#### What to produce:
Leaving out the pictures, write the following records exactly as they read.

· · ·

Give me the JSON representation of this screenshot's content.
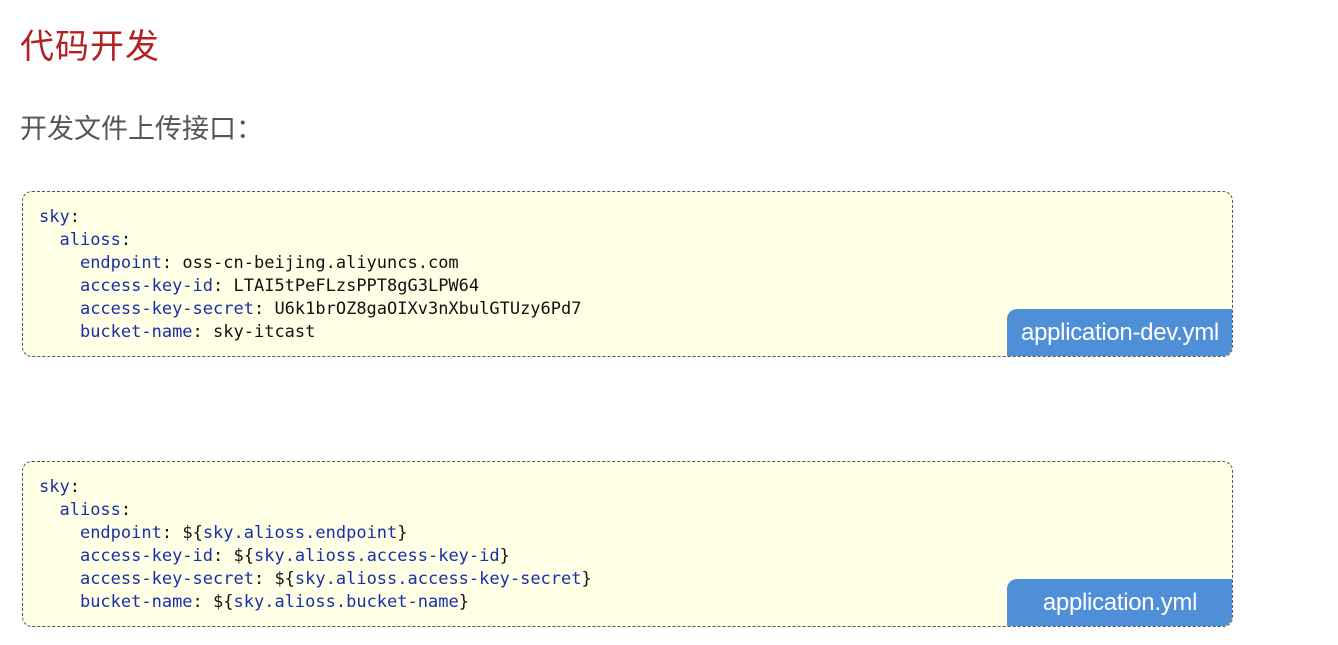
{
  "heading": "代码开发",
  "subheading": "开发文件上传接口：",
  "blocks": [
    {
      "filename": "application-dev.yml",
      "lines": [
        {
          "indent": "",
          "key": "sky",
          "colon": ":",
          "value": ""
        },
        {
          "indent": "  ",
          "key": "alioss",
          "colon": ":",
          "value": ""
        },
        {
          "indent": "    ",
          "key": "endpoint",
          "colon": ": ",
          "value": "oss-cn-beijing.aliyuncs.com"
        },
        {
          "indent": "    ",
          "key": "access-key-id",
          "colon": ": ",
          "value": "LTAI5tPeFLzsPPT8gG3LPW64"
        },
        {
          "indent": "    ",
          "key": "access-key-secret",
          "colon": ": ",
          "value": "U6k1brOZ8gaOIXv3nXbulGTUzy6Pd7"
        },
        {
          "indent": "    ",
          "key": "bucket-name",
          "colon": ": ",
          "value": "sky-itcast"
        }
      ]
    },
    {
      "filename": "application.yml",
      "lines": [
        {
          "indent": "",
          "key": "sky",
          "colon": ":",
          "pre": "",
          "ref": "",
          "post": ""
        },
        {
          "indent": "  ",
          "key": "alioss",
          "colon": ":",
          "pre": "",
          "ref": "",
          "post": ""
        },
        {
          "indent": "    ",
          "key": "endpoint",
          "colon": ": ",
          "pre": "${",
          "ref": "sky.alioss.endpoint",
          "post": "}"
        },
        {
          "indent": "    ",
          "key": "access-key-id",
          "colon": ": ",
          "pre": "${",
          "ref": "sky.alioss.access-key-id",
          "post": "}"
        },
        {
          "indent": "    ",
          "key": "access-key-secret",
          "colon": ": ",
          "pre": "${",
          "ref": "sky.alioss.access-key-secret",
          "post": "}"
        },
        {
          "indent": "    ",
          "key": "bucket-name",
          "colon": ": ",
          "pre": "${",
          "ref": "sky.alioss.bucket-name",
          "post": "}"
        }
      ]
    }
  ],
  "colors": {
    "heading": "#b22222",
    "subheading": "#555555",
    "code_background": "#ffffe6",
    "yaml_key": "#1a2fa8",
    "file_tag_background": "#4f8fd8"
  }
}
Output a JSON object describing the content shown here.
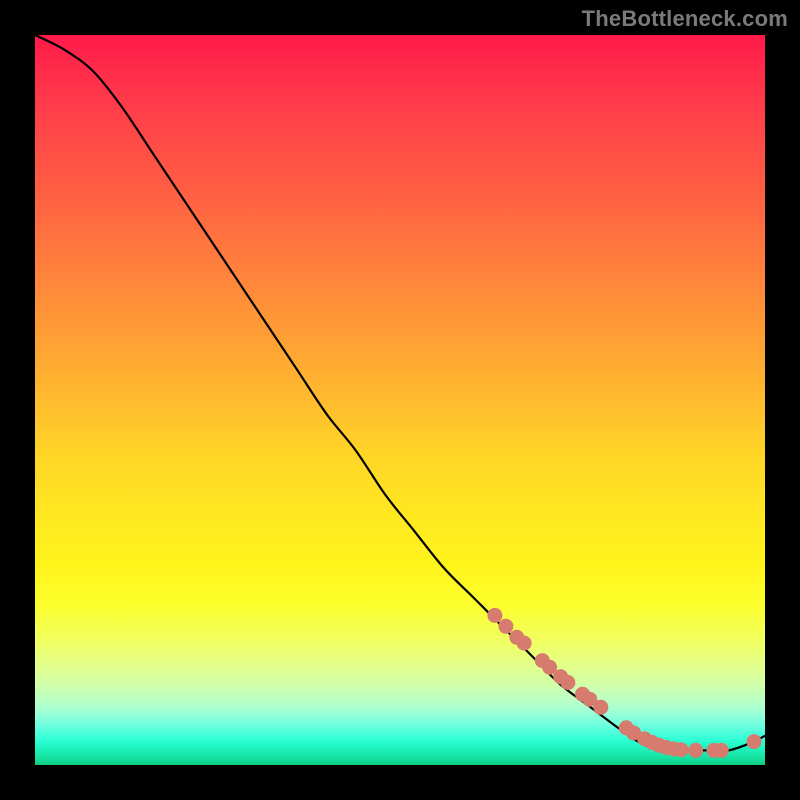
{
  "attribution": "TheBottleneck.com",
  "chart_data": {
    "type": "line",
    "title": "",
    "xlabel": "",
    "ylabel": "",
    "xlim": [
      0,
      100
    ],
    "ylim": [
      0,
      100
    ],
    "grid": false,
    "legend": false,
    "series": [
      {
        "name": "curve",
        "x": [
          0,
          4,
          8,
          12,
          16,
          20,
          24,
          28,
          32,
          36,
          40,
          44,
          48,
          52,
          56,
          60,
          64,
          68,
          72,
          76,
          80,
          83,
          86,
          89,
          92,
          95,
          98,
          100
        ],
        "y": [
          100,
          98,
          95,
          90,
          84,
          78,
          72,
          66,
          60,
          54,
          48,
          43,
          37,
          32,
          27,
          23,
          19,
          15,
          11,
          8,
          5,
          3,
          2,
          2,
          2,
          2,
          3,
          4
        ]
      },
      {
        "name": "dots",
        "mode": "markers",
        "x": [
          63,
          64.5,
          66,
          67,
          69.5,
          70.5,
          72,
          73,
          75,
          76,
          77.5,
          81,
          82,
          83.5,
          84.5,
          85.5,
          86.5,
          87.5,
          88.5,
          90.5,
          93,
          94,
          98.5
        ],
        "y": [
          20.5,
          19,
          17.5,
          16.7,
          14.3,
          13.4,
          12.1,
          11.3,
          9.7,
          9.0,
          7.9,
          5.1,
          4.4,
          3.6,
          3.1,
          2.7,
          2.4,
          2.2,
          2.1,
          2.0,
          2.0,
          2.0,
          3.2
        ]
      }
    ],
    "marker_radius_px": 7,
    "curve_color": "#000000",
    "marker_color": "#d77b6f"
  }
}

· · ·

#### Answer to the problem:
Give me the JSON representation of this screenshot's content.
{
  "heading": "代码开发",
  "subheading": "开发文件上传接口：",
  "blocks": [
    {
      "filename": "application-dev.yml",
      "lines": [
        {
          "indent": "",
          "key": "sky",
          "colon": ":",
          "value": ""
        },
        {
          "indent": "  ",
          "key": "alioss",
          "colon": ":",
          "value": ""
        },
        {
          "indent": "    ",
          "key": "endpoint",
          "colon": ": ",
          "value": "oss-cn-beijing.aliyuncs.com"
        },
        {
          "indent": "    ",
          "key": "access-key-id",
          "colon": ": ",
          "value": "LTAI5tPeFLzsPPT8gG3LPW64"
        },
        {
          "indent": "    ",
          "key": "access-key-secret",
          "colon": ": ",
          "value": "U6k1brOZ8gaOIXv3nXbulGTUzy6Pd7"
        },
        {
          "indent": "    ",
          "key": "bucket-name",
          "colon": ": ",
          "value": "sky-itcast"
        }
      ]
    },
    {
      "filename": "application.yml",
      "lines": [
        {
          "indent": "",
          "key": "sky",
          "colon": ":",
          "pre": "",
          "ref": "",
          "post": ""
        },
        {
          "indent": "  ",
          "key": "alioss",
          "colon": ":",
          "pre": "",
          "ref": "",
          "post": ""
        },
        {
          "indent": "    ",
          "key": "endpoint",
          "colon": ": ",
          "pre": "${",
          "ref": "sky.alioss.endpoint",
          "post": "}"
        },
        {
          "indent": "    ",
          "key": "access-key-id",
          "colon": ": ",
          "pre": "${",
          "ref": "sky.alioss.access-key-id",
          "post": "}"
        },
        {
          "indent": "    ",
          "key": "access-key-secret",
          "colon": ": ",
          "pre": "${",
          "ref": "sky.alioss.access-key-secret",
          "post": "}"
        },
        {
          "indent": "    ",
          "key": "bucket-name",
          "colon": ": ",
          "pre": "${",
          "ref": "sky.alioss.bucket-name",
          "post": "}"
        }
      ]
    }
  ],
  "colors": {
    "heading": "#b22222",
    "subheading": "#555555",
    "code_background": "#ffffe6",
    "yaml_key": "#1a2fa8",
    "file_tag_background": "#4f8fd8"
  }
}
Output a JSON object describing the content shown here.
{
  "attribution": "TheBottleneck.com",
  "chart_data": {
    "type": "line",
    "title": "",
    "xlabel": "",
    "ylabel": "",
    "xlim": [
      0,
      100
    ],
    "ylim": [
      0,
      100
    ],
    "grid": false,
    "legend": false,
    "series": [
      {
        "name": "curve",
        "x": [
          0,
          4,
          8,
          12,
          16,
          20,
          24,
          28,
          32,
          36,
          40,
          44,
          48,
          52,
          56,
          60,
          64,
          68,
          72,
          76,
          80,
          83,
          86,
          89,
          92,
          95,
          98,
          100
        ],
        "y": [
          100,
          98,
          95,
          90,
          84,
          78,
          72,
          66,
          60,
          54,
          48,
          43,
          37,
          32,
          27,
          23,
          19,
          15,
          11,
          8,
          5,
          3,
          2,
          2,
          2,
          2,
          3,
          4
        ]
      },
      {
        "name": "dots",
        "mode": "markers",
        "x": [
          63,
          64.5,
          66,
          67,
          69.5,
          70.5,
          72,
          73,
          75,
          76,
          77.5,
          81,
          82,
          83.5,
          84.5,
          85.5,
          86.5,
          87.5,
          88.5,
          90.5,
          93,
          94,
          98.5
        ],
        "y": [
          20.5,
          19,
          17.5,
          16.7,
          14.3,
          13.4,
          12.1,
          11.3,
          9.7,
          9.0,
          7.9,
          5.1,
          4.4,
          3.6,
          3.1,
          2.7,
          2.4,
          2.2,
          2.1,
          2.0,
          2.0,
          2.0,
          3.2
        ]
      }
    ],
    "marker_radius_px": 7,
    "curve_color": "#000000",
    "marker_color": "#d77b6f"
  }
}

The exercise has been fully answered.